You may not be randomly putting overpriced food items and expensive cuts of meat in your cart, but it is easy to overspend without trying too hard. When thinking of starting a budget and a shopping strategy, here is a list of what NOT to do when creating a food budget:
9 Ways to Blow a Budget Without Trying!
- Shopping without a list: Most likely you will over shop and possibly forget a few things and feel compelled to go back.
Shopping with your children: Not only can they distract from your list, depending on how loud and unruly they are, you may miss mistakes at the checkout line that can cost you money. A tired parent may give into a child with an extra purchase store that can up quickly.
Shopping without a meal plan: If you don't have a general idea of what you want to eat for the week, you may put more in the cart than you need for that week.
Not checking the unit prices: If you are buying items that come different sizes and not check the unit prices you may spend more than necessary. However, the cheapest unit price may not be the best deal for you if some of the food spoils and/or your budget doesn't allow for the extra expense of a bulk purchase that week or month.
Shopping when items are not on sale: Your budget can expand when you purchase items that are frequently on sale but not on the day you are shopping. Learn the store's sales cycles and purchase those items then. An average sales cycle is approximately 6 weeks.
Going to the store multiple times a week: Chances are if you go shopping multiple times a week, you may be buiying more that you really need. When there is a birthday, I will go to the store to pick up the cake, ice cream, and any ingredients for the birthday dinner that would spoil if purchased on a regular shopping day.
Buying pre-pared food items: Stores charge a premium for pre-cut fruits and vegetables.
Buying in bulk when you don't need to: While you may save money on the unit price in the long run, if you can't go through a large tub of mayonnaise or salsa before it spoils than you've not saved money.
Not organizing your coupons: I am guilty of leaving the store without using all my coupons. I've done that once and noticed the coupon was behind a group that I wasn't using on that trip. I thought of returning to the store to claim the coupon because it was $1.50 off. Thankfully, the expiration date was weeks away so I used the coupon on my next shopping trip.
WHERE TO START...
Gather as many receipts as you can find, going back 3-6 months. You will get a better average if you have several months of receipts to look at. One month may be higher for different reasons. Those months that have birthdays or holidays may have higher totals than those that don't.
Total the Receipts based on common categories:
This may take some time depending on how many stores you shop at and if the receipts are categorized. In the end you may be surprised at how much you spend in the different categories.
Here are the categories I used:
- Baked Goods
- Canned Goods & Condiments
- Household & Personal Care (for me, I focused on food and food related items for our monthly budget. However, I do compare prices when needed.)
Track what you eat and drink during a day, week, or month:
- What do you eat and drink at each meal?
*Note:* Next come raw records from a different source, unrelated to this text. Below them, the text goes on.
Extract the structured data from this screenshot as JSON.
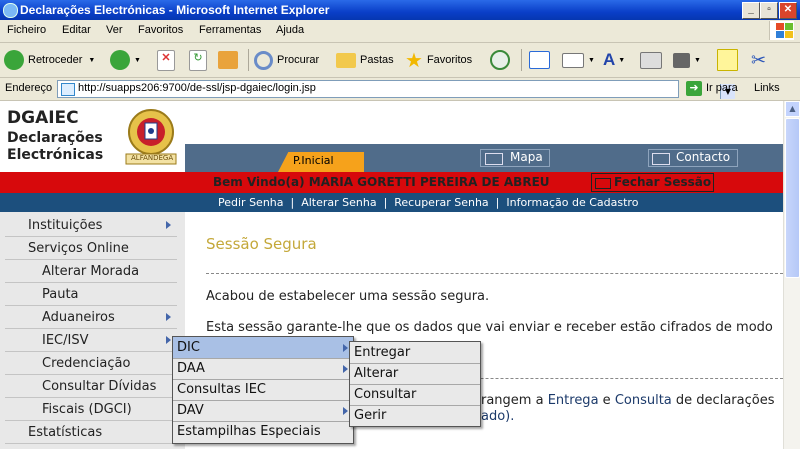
{
  "window": {
    "title": "Declarações Electrónicas - Microsoft Internet Explorer"
  },
  "menubar": [
    "Ficheiro",
    "Editar",
    "Ver",
    "Favoritos",
    "Ferramentas",
    "Ajuda"
  ],
  "toolbar": {
    "back": "Retroceder",
    "search": "Procurar",
    "folders": "Pastas",
    "favorites": "Favoritos"
  },
  "address": {
    "label": "Endereço",
    "url": "http://suapps206:9700/de-ssl/jsp-dgaiec/login.jsp",
    "go": "Ir para",
    "links": "Links"
  },
  "brand": {
    "org": "DGAIEC",
    "line1": "Declarações",
    "line2": "Electrónicas",
    "crest_text": "ALFANDEGA"
  },
  "header": {
    "home_tab": "P.Inicial",
    "map": "Mapa",
    "contact": "Contacto"
  },
  "welcome": {
    "text": "Bem Vindo(a) MARIA GORETTI PEREIRA DE ABREU",
    "logout": "Fechar Sessão"
  },
  "sublinks": "Pedir Senha  |  Alterar Senha  |  Recuperar Senha  |  Informação de Cadastro",
  "leftnav": [
    {
      "label": "Instituições",
      "arrow": true
    },
    {
      "label": "Serviços Online",
      "arrow": false
    },
    {
      "label": "Alterar Morada",
      "arrow": false
    },
    {
      "label": "Pauta",
      "arrow": false
    },
    {
      "label": "Aduaneiros",
      "arrow": true
    },
    {
      "label": "IEC/ISV",
      "arrow": true
    },
    {
      "label": "Credenciação",
      "arrow": false
    },
    {
      "label": "Consultar Dívidas",
      "arrow": false
    },
    {
      "label": "Fiscais (DGCI)",
      "arrow": false
    },
    {
      "label": "Estatísticas",
      "arrow": false
    }
  ],
  "content": {
    "title": "Sessão Segura",
    "p1": "Acabou de estabelecer uma sessão segura.",
    "p2": "Esta sessão garante-lhe que os dados que vai enviar e receber estão cifrados de modo",
    "p3a": "rangem a",
    "p3b": "Entrega",
    "p3c": "e",
    "p3d": "Consulta",
    "p3e": "de declarações",
    "p4": "ado)."
  },
  "menu1": [
    "DIC",
    "DAA",
    "Consultas IEC",
    "DAV",
    "Estampilhas Especiais"
  ],
  "menu2": [
    "Entregar",
    "Alterar",
    "Consultar",
    "Gerir"
  ]
}
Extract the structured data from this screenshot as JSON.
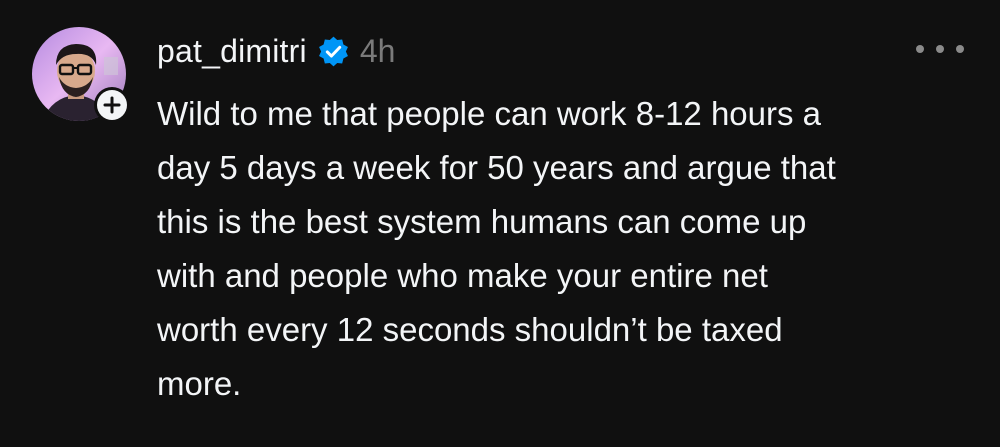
{
  "post": {
    "author": {
      "username": "pat_dimitri",
      "verified": true,
      "avatar_icon": "profile-photo"
    },
    "time": "4h",
    "follow_icon": "plus-icon",
    "more_icon": "more-horizontal-icon",
    "text": "Wild to me that people can work 8-12 hours a\nday 5 days a week for 50 years and argue that\nthis is the best system humans can come up\nwith and people who make your entire net\nworth every 12 seconds shouldn’t be taxed\nmore."
  },
  "colors": {
    "background": "#101010",
    "text": "#f3f5f7",
    "muted": "#7a7a7a",
    "verified": "#0095f6"
  }
}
- Do you pack lunches for work and/or school?
- Do you like to snack between meals? (we do and that adds up)
Whether it's the yogurt container, juice, or bread, have a permanent marker ready to write the date when you opened the item on it. You can see how long it takes to go through each item to help determine how often/many you need to buy. For example, with 6 of us, if we had toast for breakfast and sandwiches for lunch each day that is 18-24 slices of bread a day consumed on average. We would go through more than a loaf of bread a day.
Keep in mind a budget and shopping strategy can take time and may change for many reasons.
After you have gathered and totaled your receipts, ask yourself:
- Are you comfortable with the totals in each category? If the answer is no, then...
- Identify what categories you can make changes in your budget.
That may mean a few things:
- Reduce the number of times you buy a certain item each week or month: I love chocolate, but slowly reduced the amount I purchase.
- Buy the item only when it is on sale.: Stock up on that item when the price is reduced, if your budget and the store's limit allows.
- Look for coupons for that item: If you don't clip coupons from the paper check out the company's website for coupons you can print out.
- Find a less expensive alternative: I found that many store brand items are cheaper than many name brand products.
- Eliminate item from your list if it is not a necessity: Find one or two items that you can live without, multiply that by 12 to find your annual savings.
The following post shows how much money I saved by changing how I shopped and what I bought.